Collected data entries

'''

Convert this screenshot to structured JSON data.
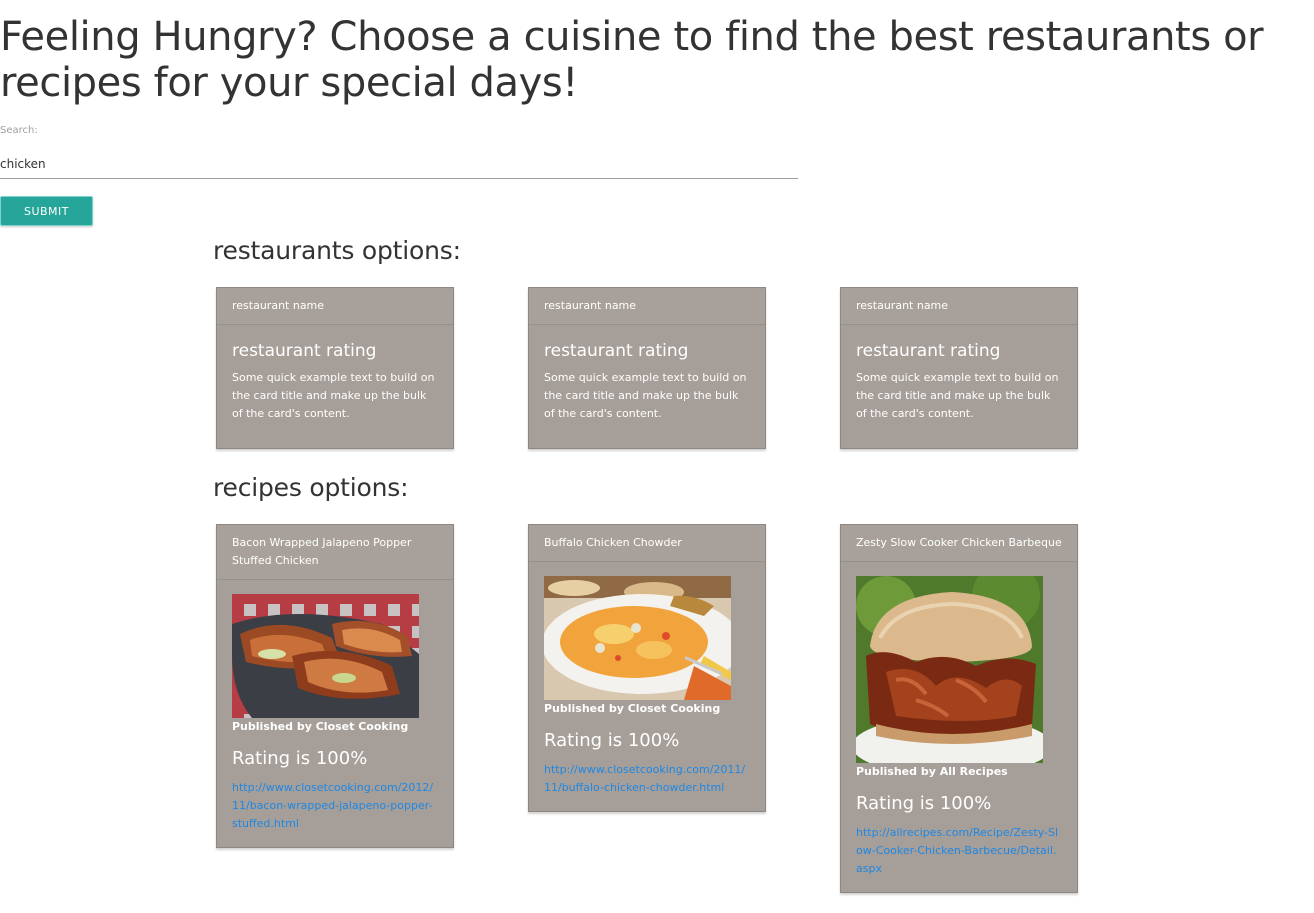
{
  "hero": {
    "title": "Feeling Hungry? Choose a cuisine to find the best restaurants or recipes for your special days!"
  },
  "search": {
    "label": "Search:",
    "value": "chicken"
  },
  "submit": {
    "label": "Submit"
  },
  "restaurants": {
    "heading": "restaurants options:",
    "cards": [
      {
        "name": "restaurant name",
        "rating": "restaurant rating",
        "text": "Some quick example text to build on the card title and make up the bulk of the card's content."
      },
      {
        "name": "restaurant name",
        "rating": "restaurant rating",
        "text": "Some quick example text to build on the card title and make up the bulk of the card's content."
      },
      {
        "name": "restaurant name",
        "rating": "restaurant rating",
        "text": "Some quick example text to build on the card title and make up the bulk of the card's content."
      }
    ]
  },
  "recipes": {
    "heading": "recipes options:",
    "cards": [
      {
        "title": "Bacon Wrapped Jalapeno Popper Stuffed Chicken",
        "image": "bacon-wrapped-chicken-photo",
        "publisher": "Published by Closet Cooking",
        "rating": "Rating is 100%",
        "url": "http://www.closetcooking.com/2012/11/bacon-wrapped-jalapeno-popper-stuffed.html"
      },
      {
        "title": "Buffalo Chicken Chowder",
        "image": "buffalo-chicken-chowder-photo",
        "publisher": "Published by Closet Cooking",
        "rating": "Rating is 100%",
        "url": "http://www.closetcooking.com/2011/11/buffalo-chicken-chowder.html"
      },
      {
        "title": "Zesty Slow Cooker Chicken Barbeque",
        "image": "bbq-chicken-sandwich-photo",
        "publisher": "Published by All Recipes",
        "rating": "Rating is 100%",
        "url": "http://allrecipes.com/Recipe/Zesty-Slow-Cooker-Chicken-Barbecue/Detail.aspx"
      }
    ]
  },
  "colors": {
    "submit": "#26a69a",
    "card": "#a69e98",
    "link": "#1e88e5"
  }
}
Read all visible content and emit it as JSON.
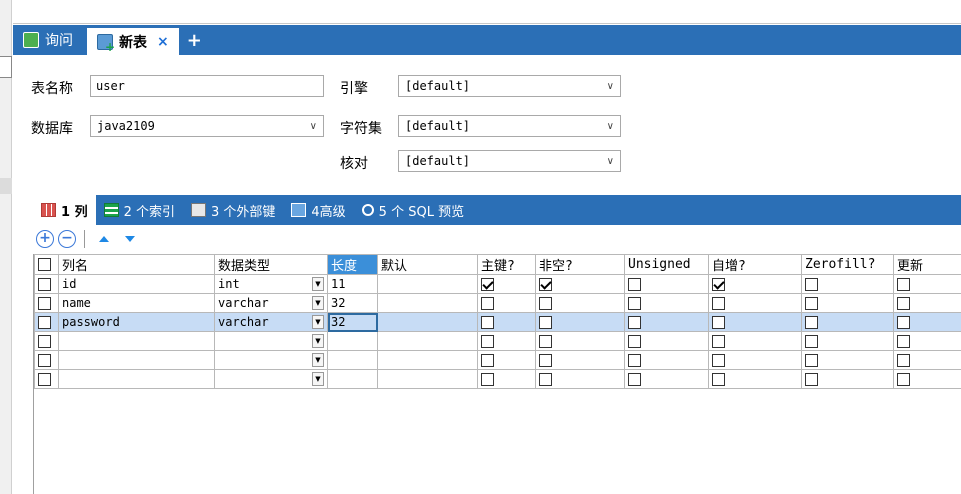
{
  "tabs": {
    "query_label": "询问",
    "new_table_label": "新表",
    "close_glyph": "×",
    "add_glyph": "+"
  },
  "form": {
    "table_name_label": "表名称",
    "table_name_value": "user",
    "database_label": "数据库",
    "database_value": "java2109",
    "engine_label": "引擎",
    "engine_value": "[default]",
    "charset_label": "字符集",
    "charset_value": "[default]",
    "collation_label": "核对",
    "collation_value": "[default]"
  },
  "subtabs": {
    "columns": "1 列",
    "indexes": "2 个索引",
    "foreign_keys": "3 个外部键",
    "advanced": "4高级",
    "sql_preview": "5 个 SQL 预览"
  },
  "toolbar": {
    "add": "+",
    "remove": "−"
  },
  "grid": {
    "headers": {
      "name": "列名",
      "type": "数据类型",
      "length": "长度",
      "default": "默认",
      "pk": "主键?",
      "notnull": "非空?",
      "unsigned": "Unsigned",
      "autoinc": "自增?",
      "zerofill": "Zerofill?",
      "update": "更新"
    },
    "rows": [
      {
        "name": "id",
        "type": "int",
        "length": "11",
        "pk": true,
        "notnull": true,
        "unsigned": false,
        "autoinc": true,
        "zerofill": false
      },
      {
        "name": "name",
        "type": "varchar",
        "length": "32",
        "pk": false,
        "notnull": false,
        "unsigned": false,
        "autoinc": false,
        "zerofill": false
      },
      {
        "name": "password",
        "type": "varchar",
        "length": "32",
        "pk": false,
        "notnull": false,
        "unsigned": false,
        "autoinc": false,
        "zerofill": false
      },
      {
        "name": "",
        "type": "",
        "length": "",
        "pk": false,
        "notnull": false,
        "unsigned": false,
        "autoinc": false,
        "zerofill": false
      },
      {
        "name": "",
        "type": "",
        "length": "",
        "pk": false,
        "notnull": false,
        "unsigned": false,
        "autoinc": false,
        "zerofill": false
      },
      {
        "name": "",
        "type": "",
        "length": "",
        "pk": false,
        "notnull": false,
        "unsigned": false,
        "autoinc": false,
        "zerofill": false
      }
    ]
  },
  "colors": {
    "accent": "#2b6fb6",
    "header_highlight": "#3b8fd9",
    "selected_row": "#c7dcf5"
  }
}
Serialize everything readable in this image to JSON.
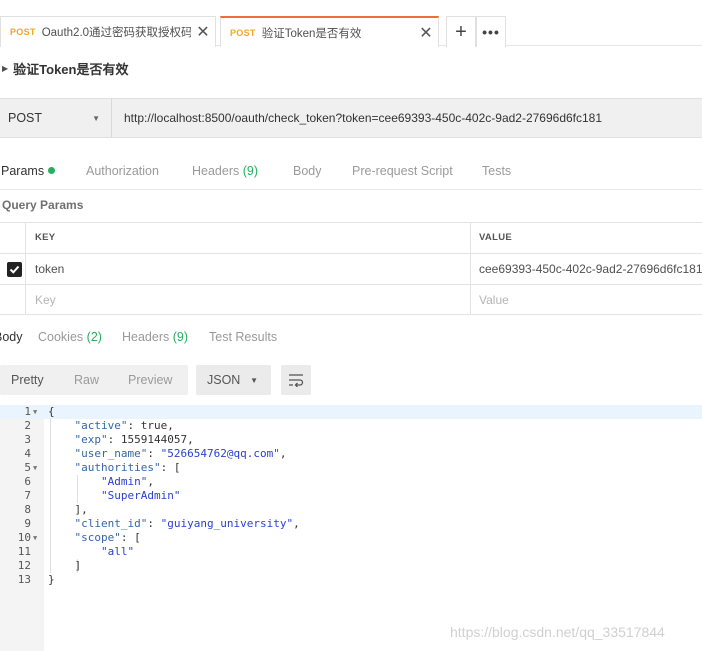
{
  "tabs": [
    {
      "method": "POST",
      "name": "Oauth2.0通过密码获取授权码",
      "close": "✕"
    },
    {
      "method": "POST",
      "name": "验证Token是否有效",
      "close": "✕"
    }
  ],
  "tab_actions": {
    "add": "+",
    "more": "•••"
  },
  "request": {
    "title": "验证Token是否有效",
    "method": "POST",
    "url": "http://localhost:8500/oauth/check_token?token=cee69393-450c-402c-9ad2-27696d6fc181"
  },
  "request_tabs": {
    "params": "Params",
    "authorization": "Authorization",
    "headers": "Headers",
    "headers_count": "(9)",
    "body": "Body",
    "prerequest": "Pre-request Script",
    "tests": "Tests"
  },
  "query_params": {
    "label": "Query Params",
    "col_key": "KEY",
    "col_value": "VALUE",
    "rows": [
      {
        "key": "token",
        "value": "cee69393-450c-402c-9ad2-27696d6fc181",
        "checked": true
      }
    ],
    "key_placeholder": "Key",
    "value_placeholder": "Value"
  },
  "response_tabs": {
    "body": "Body",
    "cookies": "Cookies",
    "cookies_count": "(2)",
    "headers": "Headers",
    "headers_count": "(9)",
    "test_results": "Test Results"
  },
  "response_toolbar": {
    "pretty": "Pretty",
    "raw": "Raw",
    "preview": "Preview",
    "format": "JSON"
  },
  "response_lines": [
    {
      "n": "1",
      "fold": true,
      "text": "{"
    },
    {
      "n": "2",
      "fold": false,
      "text": "    \"active\": true,"
    },
    {
      "n": "3",
      "fold": false,
      "text": "    \"exp\": 1559144057,"
    },
    {
      "n": "4",
      "fold": false,
      "text": "    \"user_name\": \"526654762@qq.com\","
    },
    {
      "n": "5",
      "fold": true,
      "text": "    \"authorities\": ["
    },
    {
      "n": "6",
      "fold": false,
      "text": "        \"Admin\","
    },
    {
      "n": "7",
      "fold": false,
      "text": "        \"SuperAdmin\""
    },
    {
      "n": "8",
      "fold": false,
      "text": "    ],"
    },
    {
      "n": "9",
      "fold": false,
      "text": "    \"client_id\": \"guiyang_university\","
    },
    {
      "n": "10",
      "fold": true,
      "text": "    \"scope\": ["
    },
    {
      "n": "11",
      "fold": false,
      "text": "        \"all\""
    },
    {
      "n": "12",
      "fold": false,
      "text": "    ]"
    },
    {
      "n": "13",
      "fold": false,
      "text": "}"
    }
  ],
  "watermark": "https://blog.csdn.net/qq_33517844",
  "colors": {
    "accent": "#f26b3a",
    "method_post": "#f5a623",
    "success": "#27ae60",
    "json_string": "#2a3fcf",
    "json_key": "#3366aa"
  }
}
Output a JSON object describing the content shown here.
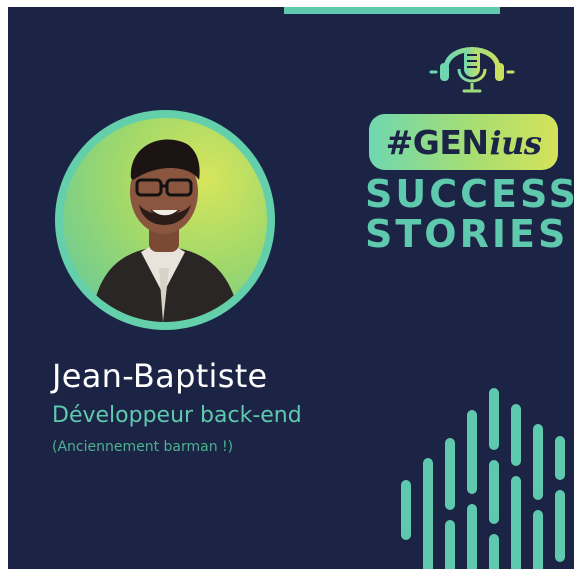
{
  "badge": {
    "prefix": "#GEN",
    "suffix": "ius"
  },
  "title": {
    "line1": "SUCCESS",
    "line2": "STORIES"
  },
  "person": {
    "name": "Jean-Baptiste",
    "role": "Développeur back-end",
    "previous": "(Anciennement barman !)"
  },
  "icons": {
    "podcast": "headphones-microphone-icon",
    "decoration": "sound-wave-icon"
  },
  "colors": {
    "background": "#1c2446",
    "accent": "#5fc9ad",
    "accent_yellow": "#d4e25a",
    "text": "#ffffff"
  }
}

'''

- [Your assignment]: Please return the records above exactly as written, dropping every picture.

- [Expected answer]:
Convert this screenshot to structured JSON data.
{
  "hero": {
    "title": "Feeling Hungry? Choose a cuisine to find the best restaurants or recipes for your special days!"
  },
  "search": {
    "label": "Search:",
    "value": "chicken"
  },
  "submit": {
    "label": "Submit"
  },
  "restaurants": {
    "heading": "restaurants options:",
    "cards": [
      {
        "name": "restaurant name",
        "rating": "restaurant rating",
        "text": "Some quick example text to build on the card title and make up the bulk of the card's content."
      },
      {
        "name": "restaurant name",
        "rating": "restaurant rating",
        "text": "Some quick example text to build on the card title and make up the bulk of the card's content."
      },
      {
        "name": "restaurant name",
        "rating": "restaurant rating",
        "text": "Some quick example text to build on the card title and make up the bulk of the card's content."
      }
    ]
  },
  "recipes": {
    "heading": "recipes options:",
    "cards": [
      {
        "title": "Bacon Wrapped Jalapeno Popper Stuffed Chicken",
        "image": "bacon-wrapped-chicken-photo",
        "publisher": "Published by Closet Cooking",
        "rating": "Rating is 100%",
        "url": "http://www.closetcooking.com/2012/11/bacon-wrapped-jalapeno-popper-stuffed.html"
      },
      {
        "title": "Buffalo Chicken Chowder",
        "image": "buffalo-chicken-chowder-photo",
        "publisher": "Published by Closet Cooking",
        "rating": "Rating is 100%",
        "url": "http://www.closetcooking.com/2011/11/buffalo-chicken-chowder.html"
      },
      {
        "title": "Zesty Slow Cooker Chicken Barbeque",
        "image": "bbq-chicken-sandwich-photo",
        "publisher": "Published by All Recipes",
        "rating": "Rating is 100%",
        "url": "http://allrecipes.com/Recipe/Zesty-Slow-Cooker-Chicken-Barbecue/Detail.aspx"
      }
    ]
  },
  "colors": {
    "submit": "#26a69a",
    "card": "#a69e98",
    "link": "#1e88e5"
  }
}
Read all visible content and emit it as JSON.
{
  "tabs": {
    "query_label": "询问",
    "new_table_label": "新表",
    "close_glyph": "×",
    "add_glyph": "+"
  },
  "form": {
    "table_name_label": "表名称",
    "table_name_value": "user",
    "database_label": "数据库",
    "database_value": "java2109",
    "engine_label": "引擎",
    "engine_value": "[default]",
    "charset_label": "字符集",
    "charset_value": "[default]",
    "collation_label": "核对",
    "collation_value": "[default]"
  },
  "subtabs": {
    "columns": "1 列",
    "indexes": "2 个索引",
    "foreign_keys": "3 个外部键",
    "advanced": "4高级",
    "sql_preview": "5 个 SQL 预览"
  },
  "toolbar": {
    "add": "+",
    "remove": "−"
  },
  "grid": {
    "headers": {
      "name": "列名",
      "type": "数据类型",
      "length": "长度",
      "default": "默认",
      "pk": "主键?",
      "notnull": "非空?",
      "unsigned": "Unsigned",
      "autoinc": "自增?",
      "zerofill": "Zerofill?",
      "update": "更新"
    },
    "rows": [
      {
        "name": "id",
        "type": "int",
        "length": "11",
        "pk": true,
        "notnull": true,
        "unsigned": false,
        "autoinc": true,
        "zerofill": false
      },
      {
        "name": "name",
        "type": "varchar",
        "length": "32",
        "pk": false,
        "notnull": false,
        "unsigned": false,
        "autoinc": false,
        "zerofill": false
      },
      {
        "name": "password",
        "type": "varchar",
        "length": "32",
        "pk": false,
        "notnull": false,
        "unsigned": false,
        "autoinc": false,
        "zerofill": false
      },
      {
        "name": "",
        "type": "",
        "length": "",
        "pk": false,
        "notnull": false,
        "unsigned": false,
        "autoinc": false,
        "zerofill": false
      },
      {
        "name": "",
        "type": "",
        "length": "",
        "pk": false,
        "notnull": false,
        "unsigned": false,
        "autoinc": false,
        "zerofill": false
      },
      {
        "name": "",
        "type": "",
        "length": "",
        "pk": false,
        "notnull": false,
        "unsigned": false,
        "autoinc": false,
        "zerofill": false
      }
    ]
  },
  "colors": {
    "accent": "#2b6fb6",
    "header_highlight": "#3b8fd9",
    "selected_row": "#c7dcf5"
  }
}
Serialize everything readable in this image to JSON.
{
  "tabs": [
    {
      "method": "POST",
      "name": "Oauth2.0通过密码获取授权码",
      "close": "✕"
    },
    {
      "method": "POST",
      "name": "验证Token是否有效",
      "close": "✕"
    }
  ],
  "tab_actions": {
    "add": "+",
    "more": "•••"
  },
  "request": {
    "title": "验证Token是否有效",
    "method": "POST",
    "url": "http://localhost:8500/oauth/check_token?token=cee69393-450c-402c-9ad2-27696d6fc181"
  },
  "request_tabs": {
    "params": "Params",
    "authorization": "Authorization",
    "headers": "Headers",
    "headers_count": "(9)",
    "body": "Body",
    "prerequest": "Pre-request Script",
    "tests": "Tests"
  },
  "query_params": {
    "label": "Query Params",
    "col_key": "KEY",
    "col_value": "VALUE",
    "rows": [
      {
        "key": "token",
        "value": "cee69393-450c-402c-9ad2-27696d6fc181",
        "checked": true
      }
    ],
    "key_placeholder": "Key",
    "value_placeholder": "Value"
  },
  "response_tabs": {
    "body": "Body",
    "cookies": "Cookies",
    "cookies_count": "(2)",
    "headers": "Headers",
    "headers_count": "(9)",
    "test_results": "Test Results"
  },
  "response_toolbar": {
    "pretty": "Pretty",
    "raw": "Raw",
    "preview": "Preview",
    "format": "JSON"
  },
  "response_lines": [
    {
      "n": "1",
      "fold": true,
      "text": "{"
    },
    {
      "n": "2",
      "fold": false,
      "text": "    \"active\": true,"
    },
    {
      "n": "3",
      "fold": false,
      "text": "    \"exp\": 1559144057,"
    },
    {
      "n": "4",
      "fold": false,
      "text": "    \"user_name\": \"526654762@qq.com\","
    },
    {
      "n": "5",
      "fold": true,
      "text": "    \"authorities\": ["
    },
    {
      "n": "6",
      "fold": false,
      "text": "        \"Admin\","
    },
    {
      "n": "7",
      "fold": false,
      "text": "        \"SuperAdmin\""
    },
    {
      "n": "8",
      "fold": false,
      "text": "    ],"
    },
    {
      "n": "9",
      "fold": false,
      "text": "    \"client_id\": \"guiyang_university\","
    },
    {
      "n": "10",
      "fold": true,
      "text": "    \"scope\": ["
    },
    {
      "n": "11",
      "fold": false,
      "text": "        \"all\""
    },
    {
      "n": "12",
      "fold": false,
      "text": "    ]"
    },
    {
      "n": "13",
      "fold": false,
      "text": "}"
    }
  ],
  "watermark": "https://blog.csdn.net/qq_33517844",
  "colors": {
    "accent": "#f26b3a",
    "method_post": "#f5a623",
    "success": "#27ae60",
    "json_string": "#2a3fcf",
    "json_key": "#3366aa"
  }
}
Output a JSON object describing the content shown here.
{
  "badge": {
    "prefix": "#GEN",
    "suffix": "ius"
  },
  "title": {
    "line1": "SUCCESS",
    "line2": "STORIES"
  },
  "person": {
    "name": "Jean-Baptiste",
    "role": "Développeur back-end",
    "previous": "(Anciennement barman !)"
  },
  "icons": {
    "podcast": "headphones-microphone-icon",
    "decoration": "sound-wave-icon"
  },
  "colors": {
    "background": "#1c2446",
    "accent": "#5fc9ad",
    "accent_yellow": "#d4e25a",
    "text": "#ffffff"
  }
}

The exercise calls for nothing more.